The Lung Sin waterhole at Kaeng Krachan national park is a great spot to see and photograph many species of birds that visit to feed, drink and bathe but it is also worth talking about the species of mammals which are regular visitors too. I recently spent an afternoon at the Lung Sin waterhole with Frank Conjaerts from The Netherlands where we had a great afternoon watching many of the regular visitors including highlights such as Large Scimitar Babbler, Kalij Pheasant, Bar-backed Partridge and Scaly-breasted Partridge; these birds are well-known to appear here and highly anticipated by birders, but what perhaps is less expected by most visitors is the number of small mammals that they also see; the Indochinese Ground Squirrel that I have used to introduce this post is one of the regular visitors, although I do not see it every time I visit Lung Sin waterhole.
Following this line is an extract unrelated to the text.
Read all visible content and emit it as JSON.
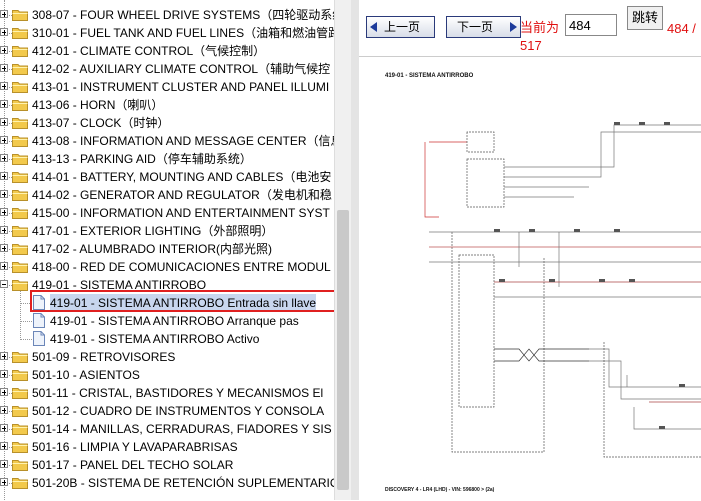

The undoubted mammals highlight are the Lesser Mouse Deer that regularly visit to drink and eat at the waterhole. This mammal is extremely shy and difficult to see in the forest so it is a treat to see them at close range at this spot. On my recent visit one individual even entered the hide which was occupied by photographers!
Grey-bellied Squirrel visits the waterhole in quite large numbers and at times they can be annoying to birders as they can often cause a commotion that scares the birds away.
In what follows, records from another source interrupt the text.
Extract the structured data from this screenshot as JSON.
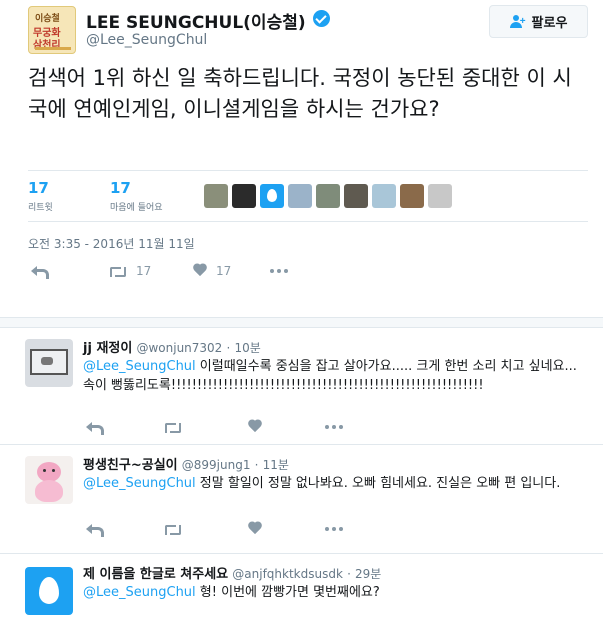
{
  "tweet": {
    "user_name": "LEE SEUNGCHUL(이승철)",
    "screen_name": "@Lee_SeungChul",
    "avatar_lines": [
      "이승철",
      "무궁화",
      "삼천리",
      ""
    ],
    "follow_label": "팔로우",
    "text": "검색어 1위 하신 일 축하드립니다. 국정이 농단된 중대한 이 시국에 연예인게임, 이니셜게임을 하시는 건가요?",
    "retweets_count": "17",
    "retweets_label": "리트윗",
    "likes_count": "17",
    "likes_label": "마음에 들어요",
    "timestamp": "오전 3:35 - 2016년 11월 11일",
    "action_retweet_count": "17",
    "action_like_count": "17"
  },
  "likers": [
    {
      "icon": "liker-avatar-1",
      "color": "#8a8f7a"
    },
    {
      "icon": "liker-avatar-panda",
      "color": "#2b2b2b"
    },
    {
      "icon": "egg-avatar",
      "color": "#1da1f2"
    },
    {
      "icon": "liker-avatar-person",
      "color": "#9bb3c9"
    },
    {
      "icon": "liker-avatar-landscape",
      "color": "#7f8c7a"
    },
    {
      "icon": "liker-avatar-cat",
      "color": "#5f5a50"
    },
    {
      "icon": "liker-avatar-sky",
      "color": "#a9c6d8"
    },
    {
      "icon": "liker-avatar-brown",
      "color": "#8a6a4a"
    },
    {
      "icon": "liker-avatar-sketch",
      "color": "#c8c8c8"
    }
  ],
  "replies": [
    {
      "name": "jj 재정이",
      "handle": "@wonjun7302",
      "time": "10분",
      "mention": "@Lee_SeungChul",
      "text": " 이럴때일수록 중심을 잡고 살아가요..... 크게 한번 소리 치고 싶네요... 속이 뻥뚫리도록!!!!!!!!!!!!!!!!!!!!!!!!!!!!!!!!!!!!!!!!!!!!!!!!!!!!!!!!!!!!"
    },
    {
      "name": "평생친구~공실이",
      "handle": "@899jung1",
      "time": "11분",
      "mention": "@Lee_SeungChul",
      "text": " 정말 할일이 정말 없나봐요. 오빠 힘네세요. 진실은 오빠 편 입니다."
    },
    {
      "name": "제 이름을 한글로 쳐주세요",
      "handle": "@anjfqhktkdsusdk",
      "time": "29분",
      "mention": "@Lee_SeungChul",
      "text": " 형! 이번에 깜빵가면 몇번째에요?"
    }
  ],
  "colors": {
    "accent": "#1da1f2",
    "muted": "#657786",
    "icon": "#8899a6",
    "border": "#e1e8ed"
  }
}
Western Striped Squirrel is a cute little mammal which resembles a chipmunk. This is a frequent visitor to the waterhole and sometimes 6 or more can be seen at the same time. They are very acrobatic and can make some impressive leaps from a standing start.
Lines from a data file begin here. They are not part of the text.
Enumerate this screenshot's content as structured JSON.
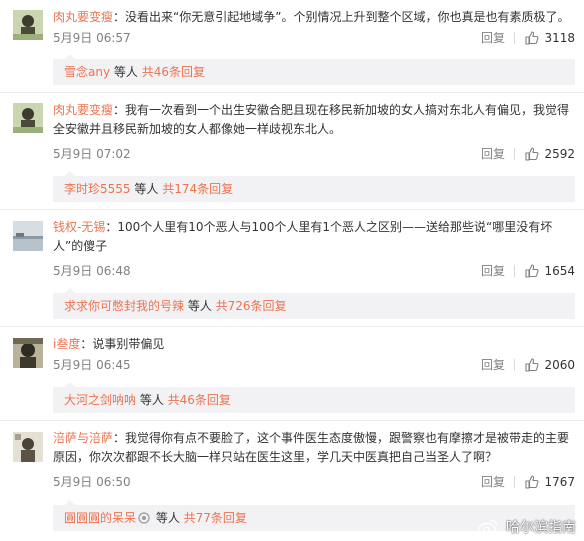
{
  "comments": [
    {
      "user": "肉丸要变瘦",
      "text": "：没看出来“你无意引起地域争”。个别情况上升到整个区域，你也真是也有素质极了。",
      "time": "5月9日 06:57",
      "reply_label": "回复",
      "likes": "3118",
      "replies": {
        "user": "雪念any",
        "mid": " 等人 ",
        "more": "共46条回复"
      }
    },
    {
      "user": "肉丸要变瘦",
      "text": "：我有一次看到一个出生安徽合肥且现在移民新加坡的女人搞对东北人有偏见，我觉得全安徽并且移民新加坡的女人都像她一样歧视东北人。",
      "time": "5月9日 07:02",
      "reply_label": "回复",
      "likes": "2592",
      "replies": {
        "user": "李时珍5555",
        "mid": " 等人 ",
        "more": "共174条回复"
      }
    },
    {
      "user": "钱权-无锡",
      "text": "：100个人里有10个恶人与100个人里有1个恶人之区别——送给那些说“哪里没有坏人”的傻子",
      "time": "5月9日 06:48",
      "reply_label": "回复",
      "likes": "1654",
      "replies": {
        "user": "求求你可憋封我的号辣",
        "mid": " 等人 ",
        "more": "共726条回复"
      }
    },
    {
      "user": "i叁度",
      "text": "：说事别带偏见",
      "time": "5月9日 06:45",
      "reply_label": "回复",
      "likes": "2060",
      "replies": {
        "user": "大河之剑呐呐",
        "mid": " 等人 ",
        "more": "共46条回复"
      }
    },
    {
      "user": "涪萨与涪萨",
      "text": "：我觉得你有点不要脸了，这个事件医生态度傲慢，跟警察也有摩擦才是被带走的主要原因，你次次都跟不长大脑一样只站在医生这里，学几天中医真把自己当圣人了啊？",
      "time": "5月9日 06:50",
      "reply_label": "回复",
      "likes": "1767",
      "replies": {
        "user": "圓圓圓的呆呆",
        "mid": " 等人 ",
        "more": "共77条回复"
      }
    }
  ],
  "watermark": {
    "text": "哈尔滨指南",
    "icon": "weibo-logo-icon"
  },
  "colors": {
    "accent": "#eb7350",
    "text": "#333333",
    "meta": "#808080",
    "reply_bg": "#f2f2f5"
  }
}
Perhaps the most curious of the 5 species of mammal that one can hope to see at Lung Sin waterhole is this Northern Treeshrew. It is not related to shrews as far as I know but I imagine the name was given to it because of its passing resemblance to a shrew. Many people forget to even look at this creature, just dismissing it as a squirrel, but it is a species of mammal that is fairly difficult to see well in the forest.